*Task directions*
From the entries below, copy every line holding the word "تسجيل".
Start of Information supplied
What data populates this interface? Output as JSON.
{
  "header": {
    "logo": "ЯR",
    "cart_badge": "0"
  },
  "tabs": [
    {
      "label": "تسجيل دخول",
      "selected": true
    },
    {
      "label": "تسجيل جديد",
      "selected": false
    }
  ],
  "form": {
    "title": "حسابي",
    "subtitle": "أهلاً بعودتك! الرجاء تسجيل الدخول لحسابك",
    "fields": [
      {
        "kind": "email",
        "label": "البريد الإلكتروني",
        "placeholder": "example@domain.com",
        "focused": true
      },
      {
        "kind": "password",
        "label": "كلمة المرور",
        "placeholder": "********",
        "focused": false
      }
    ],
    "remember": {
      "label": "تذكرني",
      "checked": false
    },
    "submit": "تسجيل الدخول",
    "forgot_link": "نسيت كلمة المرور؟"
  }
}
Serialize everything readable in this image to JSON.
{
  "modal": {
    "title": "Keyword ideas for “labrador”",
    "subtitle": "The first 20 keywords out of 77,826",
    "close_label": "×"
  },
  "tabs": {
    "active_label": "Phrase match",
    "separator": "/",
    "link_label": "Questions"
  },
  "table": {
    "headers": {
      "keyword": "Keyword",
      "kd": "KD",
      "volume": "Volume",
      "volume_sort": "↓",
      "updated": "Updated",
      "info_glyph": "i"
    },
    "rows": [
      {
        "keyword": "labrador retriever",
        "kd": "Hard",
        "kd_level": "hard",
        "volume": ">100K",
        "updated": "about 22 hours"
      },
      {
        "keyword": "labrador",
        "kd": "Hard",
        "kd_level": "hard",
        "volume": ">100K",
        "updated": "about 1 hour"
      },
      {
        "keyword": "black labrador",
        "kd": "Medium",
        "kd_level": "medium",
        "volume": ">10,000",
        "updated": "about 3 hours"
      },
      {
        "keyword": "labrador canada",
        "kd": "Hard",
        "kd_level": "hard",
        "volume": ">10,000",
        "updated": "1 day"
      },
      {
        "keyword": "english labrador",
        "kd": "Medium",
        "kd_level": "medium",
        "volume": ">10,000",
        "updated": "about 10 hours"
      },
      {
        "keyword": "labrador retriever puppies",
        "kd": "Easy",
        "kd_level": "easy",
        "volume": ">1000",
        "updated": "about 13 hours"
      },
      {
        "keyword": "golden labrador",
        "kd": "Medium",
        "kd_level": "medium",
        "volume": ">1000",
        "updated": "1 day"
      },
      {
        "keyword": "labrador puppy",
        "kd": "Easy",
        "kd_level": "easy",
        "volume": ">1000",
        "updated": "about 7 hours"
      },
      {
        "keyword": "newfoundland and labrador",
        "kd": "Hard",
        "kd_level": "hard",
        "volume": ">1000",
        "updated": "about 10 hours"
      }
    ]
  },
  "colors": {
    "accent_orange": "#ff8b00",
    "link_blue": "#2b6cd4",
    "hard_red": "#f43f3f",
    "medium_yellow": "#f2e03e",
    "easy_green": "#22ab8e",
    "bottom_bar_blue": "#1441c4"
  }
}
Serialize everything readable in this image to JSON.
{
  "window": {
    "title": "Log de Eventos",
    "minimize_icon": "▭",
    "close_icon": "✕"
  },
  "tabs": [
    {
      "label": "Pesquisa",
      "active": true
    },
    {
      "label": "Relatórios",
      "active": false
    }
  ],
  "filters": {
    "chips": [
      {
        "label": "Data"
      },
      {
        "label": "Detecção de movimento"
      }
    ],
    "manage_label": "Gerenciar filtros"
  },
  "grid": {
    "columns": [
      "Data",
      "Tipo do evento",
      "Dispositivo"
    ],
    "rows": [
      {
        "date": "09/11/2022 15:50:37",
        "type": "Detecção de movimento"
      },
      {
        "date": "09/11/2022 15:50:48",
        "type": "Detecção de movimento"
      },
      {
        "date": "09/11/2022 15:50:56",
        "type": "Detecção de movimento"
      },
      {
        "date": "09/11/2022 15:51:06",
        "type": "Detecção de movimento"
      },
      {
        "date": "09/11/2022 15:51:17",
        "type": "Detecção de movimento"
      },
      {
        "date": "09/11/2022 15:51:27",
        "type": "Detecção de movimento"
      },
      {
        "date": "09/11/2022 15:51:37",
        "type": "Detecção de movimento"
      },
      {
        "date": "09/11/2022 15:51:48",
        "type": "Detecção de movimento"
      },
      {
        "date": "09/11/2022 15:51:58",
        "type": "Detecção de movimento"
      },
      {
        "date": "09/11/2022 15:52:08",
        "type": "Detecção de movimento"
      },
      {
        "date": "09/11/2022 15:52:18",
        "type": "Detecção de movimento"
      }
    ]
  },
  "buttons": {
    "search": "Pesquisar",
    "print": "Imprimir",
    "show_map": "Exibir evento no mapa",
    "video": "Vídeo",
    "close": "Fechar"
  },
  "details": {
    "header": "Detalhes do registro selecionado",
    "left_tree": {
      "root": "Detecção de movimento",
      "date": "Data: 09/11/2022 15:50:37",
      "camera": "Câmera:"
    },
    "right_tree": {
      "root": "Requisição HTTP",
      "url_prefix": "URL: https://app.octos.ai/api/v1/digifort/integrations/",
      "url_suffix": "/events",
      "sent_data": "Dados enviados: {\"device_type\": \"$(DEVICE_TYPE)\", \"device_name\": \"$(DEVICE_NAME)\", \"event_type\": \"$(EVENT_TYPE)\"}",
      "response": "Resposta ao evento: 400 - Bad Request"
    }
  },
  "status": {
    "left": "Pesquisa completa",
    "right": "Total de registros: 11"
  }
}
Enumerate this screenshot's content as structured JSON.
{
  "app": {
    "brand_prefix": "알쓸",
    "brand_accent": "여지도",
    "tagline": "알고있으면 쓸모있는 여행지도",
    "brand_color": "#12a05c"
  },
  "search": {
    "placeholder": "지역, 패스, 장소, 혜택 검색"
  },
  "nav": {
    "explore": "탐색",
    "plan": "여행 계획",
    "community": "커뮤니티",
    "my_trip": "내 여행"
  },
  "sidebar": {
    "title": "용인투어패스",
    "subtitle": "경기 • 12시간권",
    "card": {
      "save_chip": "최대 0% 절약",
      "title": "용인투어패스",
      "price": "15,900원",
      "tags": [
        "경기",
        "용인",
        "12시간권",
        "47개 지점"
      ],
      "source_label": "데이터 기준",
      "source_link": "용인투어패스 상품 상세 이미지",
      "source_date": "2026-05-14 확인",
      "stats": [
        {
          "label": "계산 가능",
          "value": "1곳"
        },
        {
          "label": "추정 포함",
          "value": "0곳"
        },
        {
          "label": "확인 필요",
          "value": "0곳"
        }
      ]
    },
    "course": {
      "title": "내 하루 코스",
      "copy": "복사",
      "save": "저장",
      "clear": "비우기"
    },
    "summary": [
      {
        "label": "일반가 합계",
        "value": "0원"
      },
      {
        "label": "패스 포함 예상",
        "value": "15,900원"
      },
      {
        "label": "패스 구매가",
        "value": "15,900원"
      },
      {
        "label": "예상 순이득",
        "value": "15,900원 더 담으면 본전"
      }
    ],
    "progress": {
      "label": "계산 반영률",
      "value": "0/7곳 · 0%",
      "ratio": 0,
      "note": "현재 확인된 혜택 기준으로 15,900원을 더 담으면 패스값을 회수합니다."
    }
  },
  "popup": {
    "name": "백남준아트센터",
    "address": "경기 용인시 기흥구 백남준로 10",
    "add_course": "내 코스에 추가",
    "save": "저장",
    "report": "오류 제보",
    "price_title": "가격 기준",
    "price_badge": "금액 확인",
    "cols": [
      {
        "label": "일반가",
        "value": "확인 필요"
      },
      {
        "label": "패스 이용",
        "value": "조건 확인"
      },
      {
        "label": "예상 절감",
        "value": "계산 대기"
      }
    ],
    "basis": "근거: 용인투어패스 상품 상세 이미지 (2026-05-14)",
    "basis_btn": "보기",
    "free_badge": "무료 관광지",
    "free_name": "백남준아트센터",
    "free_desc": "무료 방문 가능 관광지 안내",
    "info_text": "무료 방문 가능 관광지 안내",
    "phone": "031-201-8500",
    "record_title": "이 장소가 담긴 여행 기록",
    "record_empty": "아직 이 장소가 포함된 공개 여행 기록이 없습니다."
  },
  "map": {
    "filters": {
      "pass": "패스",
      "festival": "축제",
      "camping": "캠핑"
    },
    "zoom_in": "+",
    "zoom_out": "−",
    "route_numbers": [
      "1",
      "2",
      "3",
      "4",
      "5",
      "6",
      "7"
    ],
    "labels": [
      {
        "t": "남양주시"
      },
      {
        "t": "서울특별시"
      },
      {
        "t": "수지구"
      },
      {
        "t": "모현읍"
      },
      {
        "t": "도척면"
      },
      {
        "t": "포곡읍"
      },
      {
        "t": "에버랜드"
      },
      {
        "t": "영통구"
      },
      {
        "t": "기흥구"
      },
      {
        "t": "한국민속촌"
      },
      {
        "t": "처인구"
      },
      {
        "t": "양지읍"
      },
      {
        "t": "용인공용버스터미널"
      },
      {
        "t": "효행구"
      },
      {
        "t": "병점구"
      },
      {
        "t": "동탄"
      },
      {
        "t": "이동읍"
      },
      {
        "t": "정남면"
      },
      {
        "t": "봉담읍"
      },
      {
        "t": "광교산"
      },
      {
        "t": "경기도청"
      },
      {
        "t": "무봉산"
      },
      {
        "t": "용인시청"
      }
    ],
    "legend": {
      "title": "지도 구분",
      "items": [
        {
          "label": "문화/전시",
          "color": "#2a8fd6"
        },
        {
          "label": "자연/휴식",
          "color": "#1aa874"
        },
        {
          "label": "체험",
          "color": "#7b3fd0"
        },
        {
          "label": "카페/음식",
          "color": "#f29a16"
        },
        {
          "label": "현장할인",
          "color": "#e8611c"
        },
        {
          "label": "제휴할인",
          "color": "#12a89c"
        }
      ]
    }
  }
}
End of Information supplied
*The answer*
      "label": "تسجيل دخول",
      "label": "تسجيل جديد",
    "subtitle": "أهلاً بعودتك! الرجاء تسجيل الدخول لحسابك",
    "submit": "تسجيل الدخول",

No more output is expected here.